Wednesday, September 5, 2012

Housebreaking Mt. Lion

New Cat in the House (NOT a New Cathouse)!

I waited as long as I could (poor impulse control) and finally ponied up the $20 for the newest OS Mountain Lion (OSX 10.8.1) on my 2011 MacBook Pro 13" (Jan. 2012) If you are an Apple hater, feel free to bail out now; if you are an Apple fanboy/girl I may just offend you too.


Needless to say, I hope, there is some homework to do before you download even if your faith in the house that Steve built is next to Biblical.  Not all of your current software will necessarily be compatible with the new OS. This is not necessarily Apple's fault all the time because some companies just decided that you would need to buy an expensive upgrade of their wares in order to be compatible e.g. in my case Fusion vs 5 $50 or they just flat discontinued compatibility viz. Pro Tools LE 8.0.  The bottom line is to research ahead of time so that there are no nasty surprises.  For instance I decided to use the Boot Camp feature of Mt. Lion to install a dual boot version of Windows 8 Enterprise and I switched editing software to Amadeus Pro for $60 vs. nearly $400 for the baseline Pro Tools Edit Suite.

The next step is to make sure that you have a good back up copy of your previous OS (Lion or OSX 10.7 in my case) before you make the big leap.  Either burn it onto a DVD or USB stick or External HD just in case it all goes sideways, darned gremlins, don't ya know.  

My partner Cal Carson from the Internet Advisor show suggested using the SuperDuper app to burn a complete image of your current system as a safety back up on a removable drive.  Then he suggested installing the new Mt. Lion OS on another external HD and using that as another Start Up Disk (see System Preferences.)  That way you can boot into the new OS on the external HD and see if you like what you see before you buy the farm or more specifically sell the old one!

The download and saving the Install Disk

Like any purchase from the App Store, was pretty seamless since I was already using Lion (OSX 10.8). As a cautionary note I spent a good deal of time researching how to download the new OS and burn the Install Disk to a DVD only to find that even though the file is 4.35 GB, the system will not allow you to burn it to a normal DVD (4.74 GB) Huh?!  you say?  Yeah, my reaction too.

There was a cool post online about an Apple script that would fool your OS into thinking that the Install Disk was actually smaller (someone suggested that it just removes the foreign language scripts) and then allow you to burn it to a DVD.  No dice; either I couldn't figure out how to follow the directions about using Terminal (a very likely choice) or it just didn't work.  The solution?  Buy a $6 8GM USB stick at the counter of Micro Center in Madison Heights, MI (find a good deal wherever you want for a cheap one because this is just going to be filed away in case of disaster.  Just don't forget where you put it!  LOL)

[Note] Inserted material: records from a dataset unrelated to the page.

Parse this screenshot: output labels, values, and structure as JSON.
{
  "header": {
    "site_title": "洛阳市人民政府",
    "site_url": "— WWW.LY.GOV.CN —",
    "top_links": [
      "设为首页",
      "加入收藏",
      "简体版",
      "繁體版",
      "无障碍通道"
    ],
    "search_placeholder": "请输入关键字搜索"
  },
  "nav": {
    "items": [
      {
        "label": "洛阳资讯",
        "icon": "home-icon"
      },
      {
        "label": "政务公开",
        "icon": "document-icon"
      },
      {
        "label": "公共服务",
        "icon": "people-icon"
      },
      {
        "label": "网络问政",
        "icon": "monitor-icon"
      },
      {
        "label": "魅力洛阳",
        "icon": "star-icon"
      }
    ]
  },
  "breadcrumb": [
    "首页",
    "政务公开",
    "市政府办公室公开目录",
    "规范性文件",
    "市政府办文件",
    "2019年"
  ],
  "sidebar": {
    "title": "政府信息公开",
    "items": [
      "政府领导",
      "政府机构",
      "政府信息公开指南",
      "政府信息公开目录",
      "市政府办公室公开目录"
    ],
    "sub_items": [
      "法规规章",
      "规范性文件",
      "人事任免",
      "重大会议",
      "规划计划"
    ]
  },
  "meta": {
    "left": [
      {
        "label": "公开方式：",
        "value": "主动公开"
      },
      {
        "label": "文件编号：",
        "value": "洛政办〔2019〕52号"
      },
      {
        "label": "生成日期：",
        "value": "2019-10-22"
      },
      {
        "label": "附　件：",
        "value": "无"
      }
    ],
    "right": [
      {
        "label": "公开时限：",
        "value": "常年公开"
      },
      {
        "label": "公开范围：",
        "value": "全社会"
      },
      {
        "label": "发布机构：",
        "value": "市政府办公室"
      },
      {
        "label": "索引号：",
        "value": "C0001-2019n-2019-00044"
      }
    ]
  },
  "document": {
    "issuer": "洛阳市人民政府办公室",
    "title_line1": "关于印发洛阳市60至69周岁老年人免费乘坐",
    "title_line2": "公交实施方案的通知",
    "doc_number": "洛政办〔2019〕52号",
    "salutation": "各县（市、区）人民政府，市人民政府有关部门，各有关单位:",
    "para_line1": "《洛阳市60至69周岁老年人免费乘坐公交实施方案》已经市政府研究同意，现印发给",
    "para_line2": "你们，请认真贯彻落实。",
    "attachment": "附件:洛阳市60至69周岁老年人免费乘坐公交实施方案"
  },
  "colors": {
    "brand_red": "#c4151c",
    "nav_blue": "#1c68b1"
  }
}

I should mention that there is a little free utility that automates the burn which can be found on a number of sites that feature the instructions on burning Mt. Lion to a USB or external HD. (Just don't use the original one that still has the French instructions as part of it.  That one didn't work which raised my BP a few points until I found the right upgrade on another site.)

The Install

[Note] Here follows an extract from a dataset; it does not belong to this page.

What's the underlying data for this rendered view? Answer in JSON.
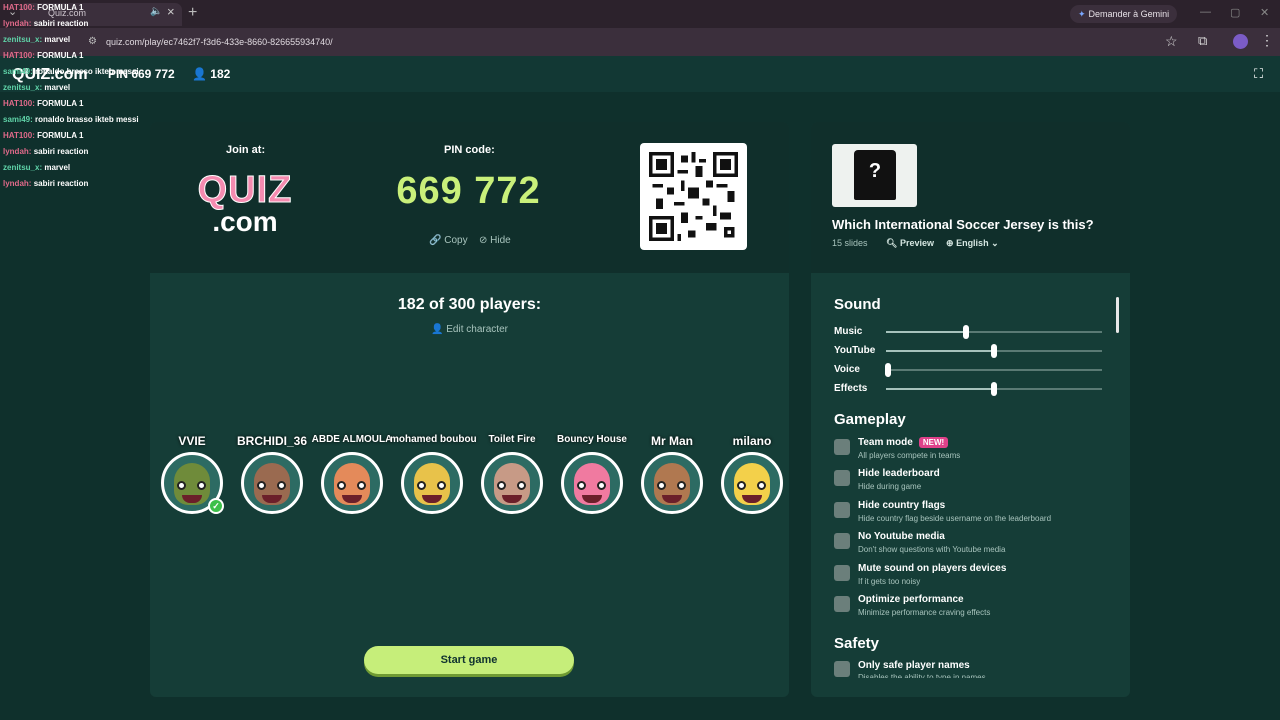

The install itself was pretty seamless and basically involved walking away from the computer for about an hour followed by a few anxious moments as I waited for the reboot.  No big drama but I did receive

In my next installment I will chronicle some of the ups and downs of housebreaking this cat including some annoying basic issues (how about your Track Pad doesn't work without a "fix" from one of the forums!)

Tata y'a,